powers and demons

The chief enemies of a culture based on invitation and repair are, in general terms, Powers and Demons. The Powers are, as St. Paul teaches in his letters, the vast and typically impersonal – or, more accurately, transpersonal – forces that direct the general course of this broken world. Demons are the Powers’ malicious agents that manifest themselves in the behavior of human beings. All those people obsessively jacking one another up online, filling their allies with fear and assaulting their enemies? They are driven by Demons. And I’m not sure you would believe quite how literally I mean that.

But the Demons are the agents of the Powers. As I have said in another context, white supremacy is a Power. Surveillance capitalism is a power. Most forms of nationalism, perhaps as opposed to patriotism, are Powers. They are rival sovereignties to God.

I have written a bit about Powers here, and about demons here.

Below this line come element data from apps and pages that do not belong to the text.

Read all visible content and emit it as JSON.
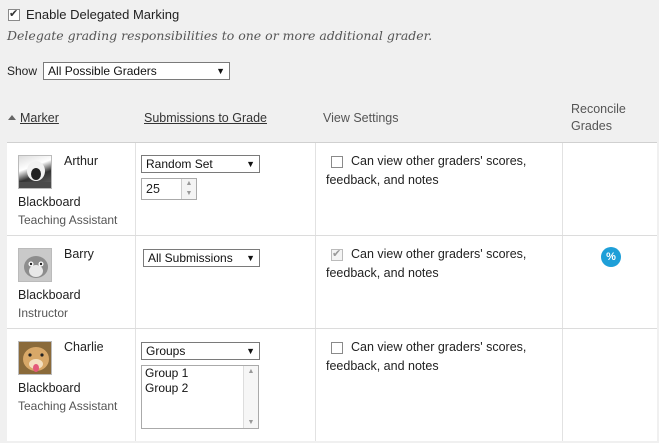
{
  "enable": {
    "label": "Enable Delegated Marking",
    "checked": true
  },
  "description": "Delegate grading responsibilities to one or more additional grader.",
  "show": {
    "label": "Show",
    "selected": "All Possible Graders"
  },
  "columns": {
    "marker": "Marker",
    "submissions": "Submissions to Grade",
    "view": "View Settings",
    "reconcile_line1": "Reconcile",
    "reconcile_line2": "Grades"
  },
  "rows": [
    {
      "first": "Arthur",
      "last": "Blackboard",
      "role": "Teaching Assistant",
      "submissions": "Random Set",
      "count": "25",
      "view_line1": "Can view other graders' scores,",
      "view_line2": "feedback, and notes",
      "view_checked": false,
      "reconcile": false
    },
    {
      "first": "Barry",
      "last": "Blackboard",
      "role": "Instructor",
      "submissions": "All Submissions",
      "view_line1": "Can view other graders' scores,",
      "view_line2": "feedback, and notes",
      "view_checked": true,
      "reconcile": true,
      "reconcile_icon": "reconcile-grades-icon"
    },
    {
      "first": "Charlie",
      "last": "Blackboard",
      "role": "Teaching Assistant",
      "submissions": "Groups",
      "groups": [
        "Group 1",
        "Group 2"
      ],
      "view_line1": "Can view other graders' scores,",
      "view_line2": "feedback, and notes",
      "view_checked": false,
      "reconcile": false
    }
  ],
  "colors": {
    "accent": "#1e9fd8",
    "background": "#f0f0f0",
    "table": "#ffffff"
  }
}
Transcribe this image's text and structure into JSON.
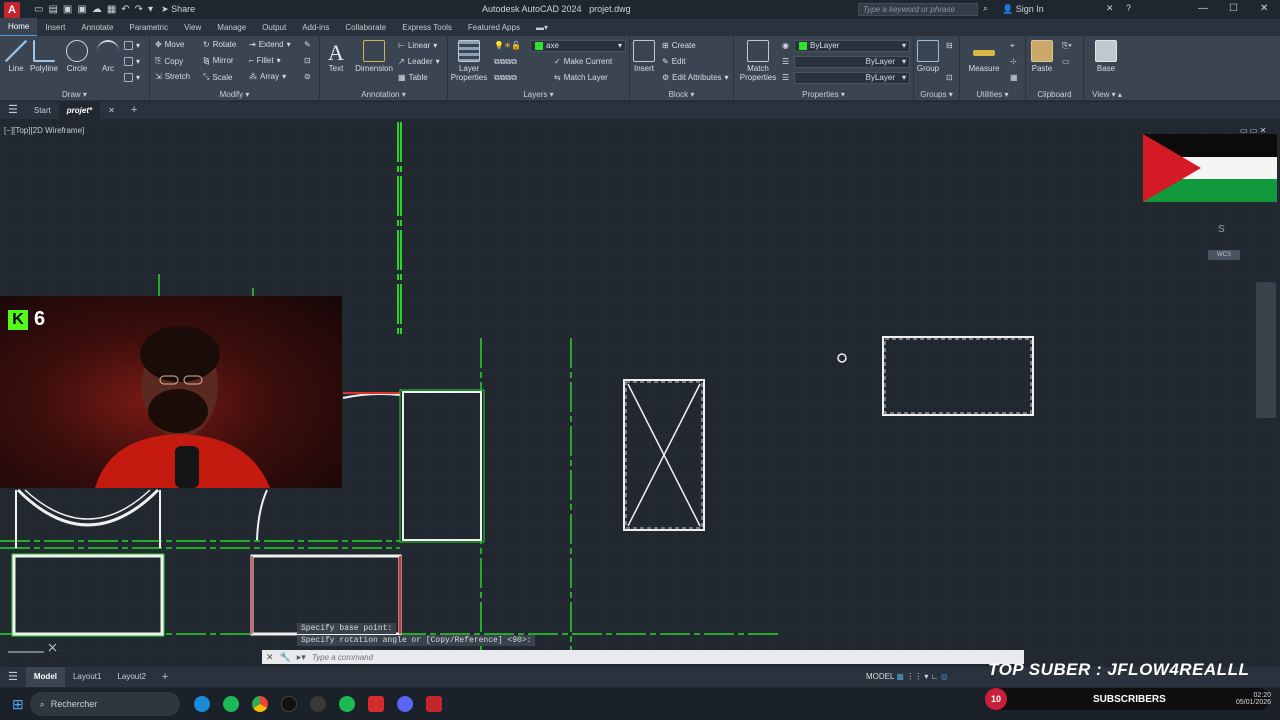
{
  "titlebar": {
    "logo": "A",
    "share_label": "Share",
    "title": "Autodesk AutoCAD 2024",
    "filename": "projet.dwg",
    "search_placeholder": "Type a keyword or phrase",
    "signin_label": "Sign In",
    "minimize": "—",
    "maximize": "☐",
    "close": "✕"
  },
  "ribbon_tabs": [
    "Home",
    "Insert",
    "Annotate",
    "Parametric",
    "View",
    "Manage",
    "Output",
    "Add-ins",
    "Collaborate",
    "Express Tools",
    "Featured Apps"
  ],
  "ribbon": {
    "draw": {
      "title": "Draw",
      "line": "Line",
      "polyline": "Polyline",
      "circle": "Circle",
      "arc": "Arc"
    },
    "modify": {
      "title": "Modify",
      "move": "Move",
      "rotate": "Rotate",
      "extend": "Extend",
      "copy": "Copy",
      "mirror": "Mirror",
      "fillet": "Fillet",
      "stretch": "Stretch",
      "scale": "Scale",
      "array": "Array"
    },
    "annotation": {
      "title": "Annotation",
      "text": "Text",
      "dimension": "Dimension",
      "linear": "Linear",
      "leader": "Leader",
      "table": "Table"
    },
    "layers": {
      "title": "Layers",
      "layer_properties_1": "Layer",
      "layer_properties_2": "Properties",
      "current_layer": "axe",
      "make_current": "Make Current",
      "match_layer": "Match Layer"
    },
    "block": {
      "title": "Block",
      "insert": "Insert",
      "create": "Create",
      "edit": "Edit",
      "edit_attributes": "Edit Attributes"
    },
    "properties": {
      "title": "Properties",
      "match_1": "Match",
      "match_2": "Properties",
      "color": "ByLayer",
      "linetype": "ByLayer",
      "lineweight": "ByLayer"
    },
    "groups": {
      "title": "Groups",
      "group": "Group"
    },
    "utilities": {
      "title": "Utilities",
      "measure": "Measure"
    },
    "clipboard": {
      "title": "Clipboard",
      "paste": "Paste"
    },
    "view": {
      "title": "View",
      "base": "Base"
    }
  },
  "file_tabs": {
    "start": "Start",
    "current": "projet*"
  },
  "viewport": {
    "label": "[−][Top][2D Wireframe]",
    "compass": "S",
    "wcs": "WCS"
  },
  "overlay": {
    "kick_count": "6",
    "top_suber": "TOP SUBER : JFLOW4REALLL",
    "subs_count": "10",
    "subs_label": "SUBSCRIBERS"
  },
  "command": {
    "history_1": "Specify base point:",
    "history_2": "Specify rotation angle or [Copy/Reference] <90>:",
    "placeholder": "Type a command"
  },
  "layout_tabs": [
    "Model",
    "Layout1",
    "Layout2"
  ],
  "status": {
    "model": "MODEL"
  },
  "taskbar": {
    "search": "Rechercher",
    "time": "02:20",
    "date": "05/01/2026"
  }
}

At this stage of my project I am simply laying out what I think will be the major categories for developing a theory of culture, which I will later channel into a theology of culture. But I want to signal even at this point that, at some point along the way, I have to articulate the demonology. Every serious account of culture needs a demonology.